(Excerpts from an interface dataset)
= = = = = = =
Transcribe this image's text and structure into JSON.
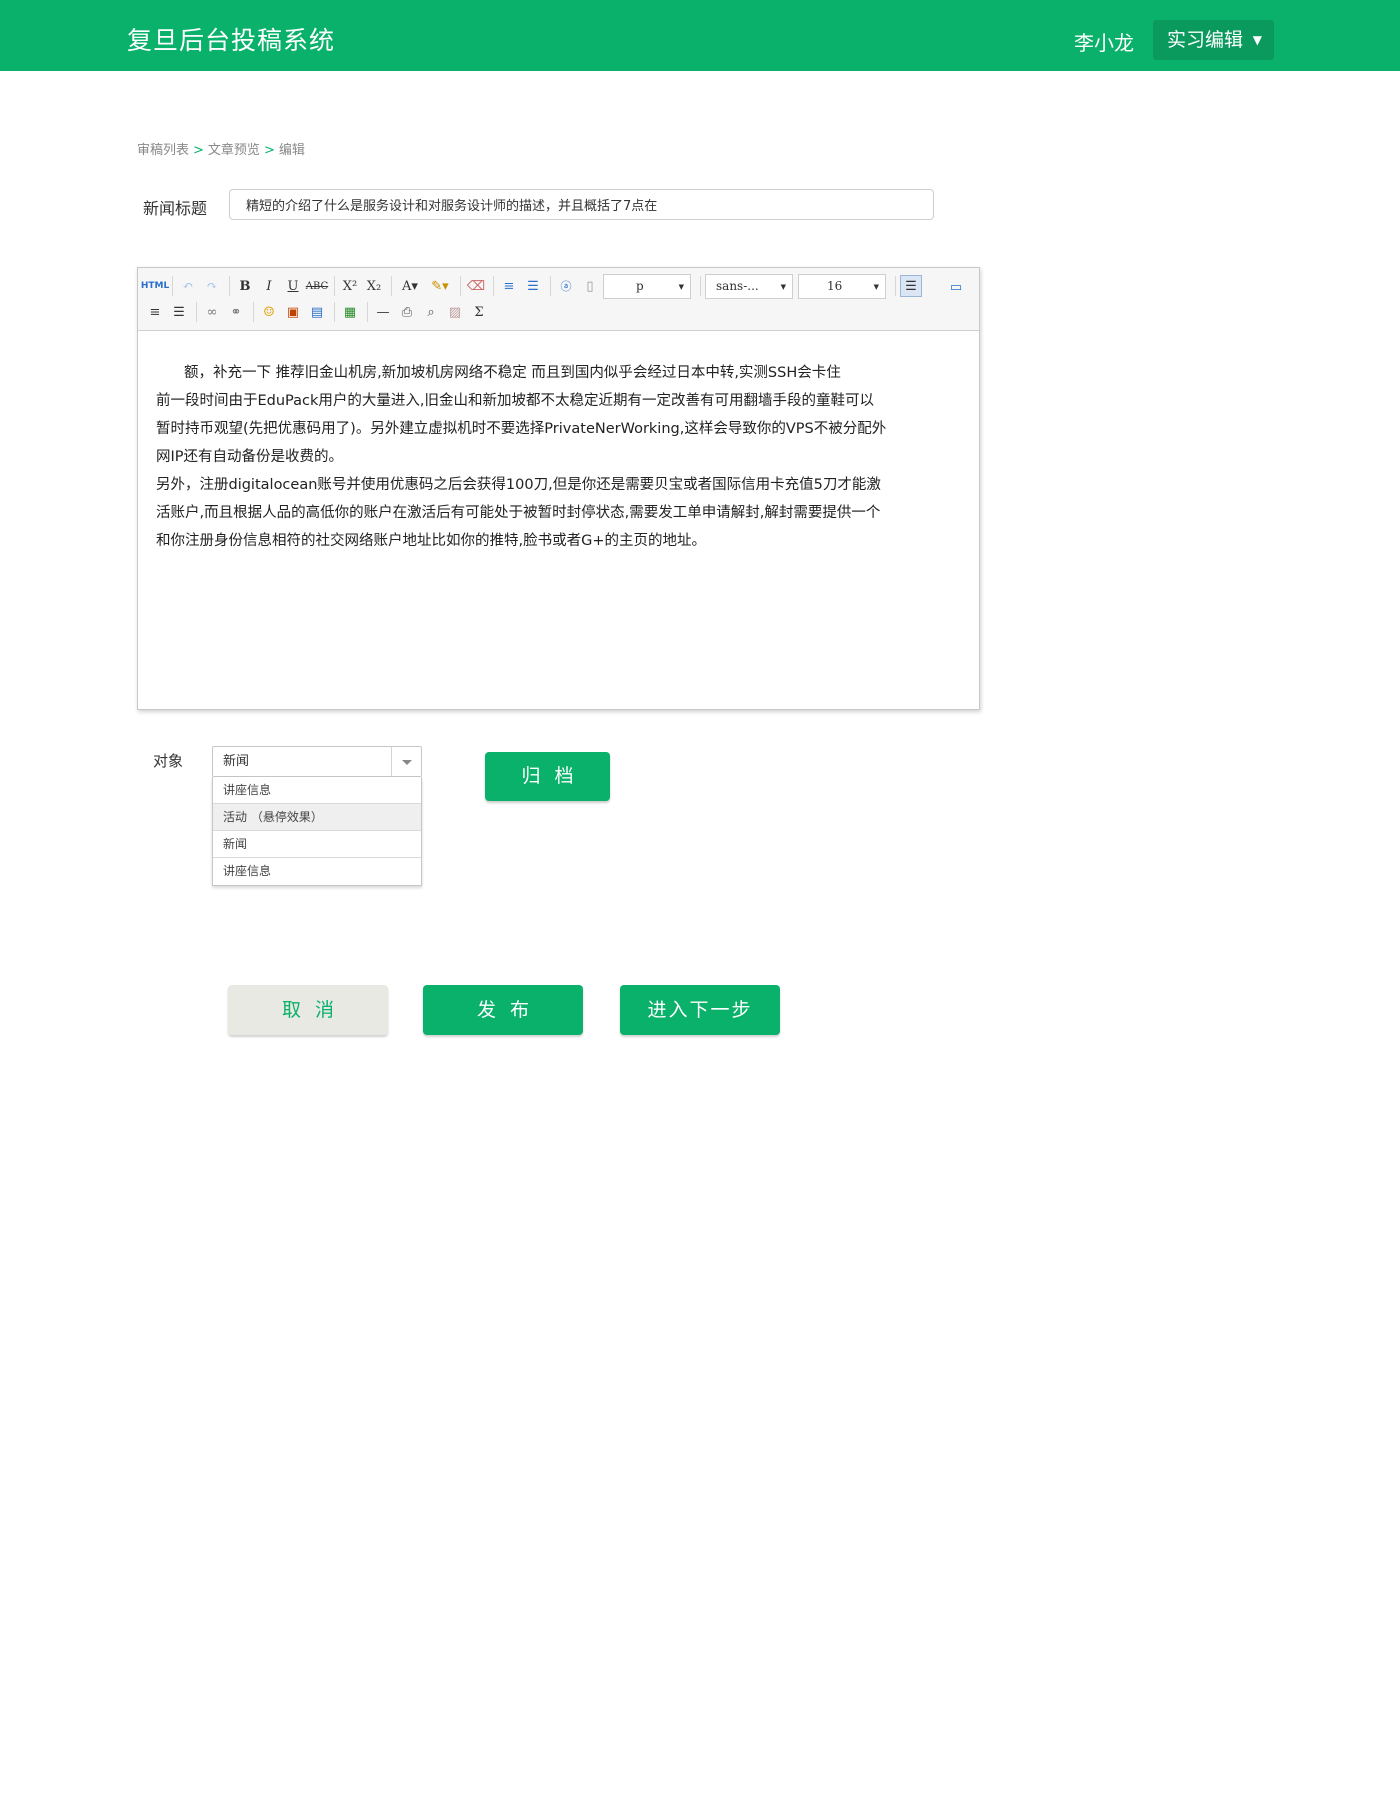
{
  "header": {
    "brand": "复旦后台投稿系统",
    "user_name": "李小龙",
    "role_label": "实习编辑",
    "role_caret": "▼"
  },
  "breadcrumb": {
    "items": [
      "审稿列表",
      "文章预览",
      "编辑"
    ],
    "separator": ">"
  },
  "form": {
    "title_label": "新闻标题",
    "title_value": "精短的介绍了什么是服务设计和对服务设计师的描述，并且概括了7点在"
  },
  "editor": {
    "toolbar": {
      "html_label": "HTML",
      "format_select": "p",
      "font_select": "sans-...",
      "size_select": "16"
    },
    "paragraphs": [
      "额，补充一下 推荐旧金山机房,新加坡机房网络不稳定 而且到国内似乎会经过日本中转,实测SSH会卡住",
      "前一段时间由于EduPack用户的大量进入,旧金山和新加坡都不太稳定近期有一定改善有可用翻墙手段的童鞋可以",
      "暂时持币观望(先把优惠码用了)。另外建立虚拟机时不要选择PrivateNerWorking,这样会导致你的VPS不被分配外",
      "网IP还有自动备份是收费的。",
      "另外，注册digitalocean账号并使用优惠码之后会获得100刀,但是你还是需要贝宝或者国际信用卡充值5刀才能激",
      "活账户,而且根据人品的高低你的账户在激活后有可能处于被暂时封停状态,需要发工单申请解封,解封需要提供一个",
      "和你注册身份信息相符的社交网络账户地址比如你的推特,脸书或者G+的主页的地址。"
    ]
  },
  "target": {
    "label": "对象",
    "selected": "新闻",
    "options": [
      "讲座信息",
      "活动 （悬停效果）",
      "新闻",
      "讲座信息"
    ]
  },
  "actions": {
    "archive": "归档",
    "cancel": "取消",
    "publish": "发布",
    "next": "进入下一步"
  },
  "colors": {
    "brand_green": "#09b16b",
    "header_dark_green": "#0a9a5e",
    "cancel_bg": "#e9e9e4"
  }
}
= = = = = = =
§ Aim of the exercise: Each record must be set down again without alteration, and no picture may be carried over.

§ Solution:
Transcribe this image's text and structure into JSON.
{
  "header": {
    "brand": "复旦后台投稿系统",
    "user_name": "李小龙",
    "role_label": "实习编辑",
    "role_caret": "▼"
  },
  "breadcrumb": {
    "items": [
      "审稿列表",
      "文章预览",
      "编辑"
    ],
    "separator": ">"
  },
  "form": {
    "title_label": "新闻标题",
    "title_value": "精短的介绍了什么是服务设计和对服务设计师的描述，并且概括了7点在"
  },
  "editor": {
    "toolbar": {
      "html_label": "HTML",
      "format_select": "p",
      "font_select": "sans-...",
      "size_select": "16"
    },
    "paragraphs": [
      "额，补充一下 推荐旧金山机房,新加坡机房网络不稳定 而且到国内似乎会经过日本中转,实测SSH会卡住",
      "前一段时间由于EduPack用户的大量进入,旧金山和新加坡都不太稳定近期有一定改善有可用翻墙手段的童鞋可以",
      "暂时持币观望(先把优惠码用了)。另外建立虚拟机时不要选择PrivateNerWorking,这样会导致你的VPS不被分配外",
      "网IP还有自动备份是收费的。",
      "另外，注册digitalocean账号并使用优惠码之后会获得100刀,但是你还是需要贝宝或者国际信用卡充值5刀才能激",
      "活账户,而且根据人品的高低你的账户在激活后有可能处于被暂时封停状态,需要发工单申请解封,解封需要提供一个",
      "和你注册身份信息相符的社交网络账户地址比如你的推特,脸书或者G+的主页的地址。"
    ]
  },
  "target": {
    "label": "对象",
    "selected": "新闻",
    "options": [
      "讲座信息",
      "活动 （悬停效果）",
      "新闻",
      "讲座信息"
    ]
  },
  "actions": {
    "archive": "归档",
    "cancel": "取消",
    "publish": "发布",
    "next": "进入下一步"
  },
  "colors": {
    "brand_green": "#09b16b",
    "header_dark_green": "#0a9a5e",
    "cancel_bg": "#e9e9e4"
  }
}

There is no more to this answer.